> How to complete this task
Please copy out all the data. Every detail stays the same.

Items listed in a dataset
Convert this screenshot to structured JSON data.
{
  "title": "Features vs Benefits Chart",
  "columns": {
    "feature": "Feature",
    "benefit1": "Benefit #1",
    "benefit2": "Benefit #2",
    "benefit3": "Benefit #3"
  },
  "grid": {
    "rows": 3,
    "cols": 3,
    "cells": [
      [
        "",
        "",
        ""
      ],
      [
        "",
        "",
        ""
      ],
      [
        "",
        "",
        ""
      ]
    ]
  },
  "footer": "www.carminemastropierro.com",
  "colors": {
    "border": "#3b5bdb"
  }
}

> Task response
Convert this screenshot to structured JSON data.
{
  "title": "Features vs Benefits Chart",
  "columns": {
    "feature": "Feature",
    "benefit1": "Benefit #1",
    "benefit2": "Benefit #2",
    "benefit3": "Benefit #3"
  },
  "grid": {
    "rows": 3,
    "cols": 3,
    "cells": [
      [
        "",
        "",
        ""
      ],
      [
        "",
        "",
        ""
      ],
      [
        "",
        "",
        ""
      ]
    ]
  },
  "footer": "www.carminemastropierro.com",
  "colors": {
    "border": "#3b5bdb"
  }
}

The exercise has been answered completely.